## Exercise directions
Everything from the line containing "Serialize everything readable" to the end of the records should be reproduced exactly, and nothing before it.

## Extracted data
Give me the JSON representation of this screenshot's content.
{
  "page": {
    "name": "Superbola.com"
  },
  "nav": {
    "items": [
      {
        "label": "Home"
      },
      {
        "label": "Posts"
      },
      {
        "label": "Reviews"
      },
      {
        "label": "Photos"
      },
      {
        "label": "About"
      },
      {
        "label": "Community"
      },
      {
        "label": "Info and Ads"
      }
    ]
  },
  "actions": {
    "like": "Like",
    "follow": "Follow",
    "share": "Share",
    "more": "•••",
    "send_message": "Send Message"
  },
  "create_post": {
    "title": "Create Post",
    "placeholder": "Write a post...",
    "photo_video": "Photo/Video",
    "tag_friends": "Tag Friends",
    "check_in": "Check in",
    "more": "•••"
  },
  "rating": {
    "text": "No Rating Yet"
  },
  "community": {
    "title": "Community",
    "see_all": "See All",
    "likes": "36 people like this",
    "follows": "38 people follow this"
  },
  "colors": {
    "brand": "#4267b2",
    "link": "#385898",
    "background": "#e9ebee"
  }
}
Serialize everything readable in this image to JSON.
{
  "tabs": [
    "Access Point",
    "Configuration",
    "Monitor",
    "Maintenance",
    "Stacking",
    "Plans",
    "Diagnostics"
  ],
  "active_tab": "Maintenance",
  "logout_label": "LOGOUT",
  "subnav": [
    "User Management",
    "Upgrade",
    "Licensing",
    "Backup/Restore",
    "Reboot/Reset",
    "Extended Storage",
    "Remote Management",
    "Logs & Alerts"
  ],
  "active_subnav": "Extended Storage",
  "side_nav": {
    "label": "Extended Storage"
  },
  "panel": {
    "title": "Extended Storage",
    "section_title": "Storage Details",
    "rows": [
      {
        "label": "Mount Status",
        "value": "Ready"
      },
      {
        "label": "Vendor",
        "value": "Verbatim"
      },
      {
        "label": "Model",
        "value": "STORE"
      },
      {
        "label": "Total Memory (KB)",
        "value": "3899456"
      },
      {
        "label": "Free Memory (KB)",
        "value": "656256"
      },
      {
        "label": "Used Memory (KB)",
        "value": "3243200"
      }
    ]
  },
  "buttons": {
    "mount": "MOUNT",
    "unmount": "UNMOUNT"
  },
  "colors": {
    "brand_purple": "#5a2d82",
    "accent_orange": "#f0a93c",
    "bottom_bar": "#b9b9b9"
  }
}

## Expected answer
Serialize everything readable in this image to JSON.
{
  "tabs": [
    "Access Point",
    "Configuration",
    "Monitor",
    "Maintenance",
    "Stacking",
    "Plans",
    "Diagnostics"
  ],
  "active_tab": "Maintenance",
  "logout_label": "LOGOUT",
  "subnav": [
    "User Management",
    "Upgrade",
    "Licensing",
    "Backup/Restore",
    "Reboot/Reset",
    "Extended Storage",
    "Remote Management",
    "Logs & Alerts"
  ],
  "active_subnav": "Extended Storage",
  "side_nav": {
    "label": "Extended Storage"
  },
  "panel": {
    "title": "Extended Storage",
    "section_title": "Storage Details",
    "rows": [
      {
        "label": "Mount Status",
        "value": "Ready"
      },
      {
        "label": "Vendor",
        "value": "Verbatim"
      },
      {
        "label": "Model",
        "value": "STORE"
      },
      {
        "label": "Total Memory (KB)",
        "value": "3899456"
      },
      {
        "label": "Free Memory (KB)",
        "value": "656256"
      },
      {
        "label": "Used Memory (KB)",
        "value": "3243200"
      }
    ]
  },
  "buttons": {
    "mount": "MOUNT",
    "unmount": "UNMOUNT"
  },
  "colors": {
    "brand_purple": "#5a2d82",
    "accent_orange": "#f0a93c",
    "bottom_bar": "#b9b9b9"
  }
}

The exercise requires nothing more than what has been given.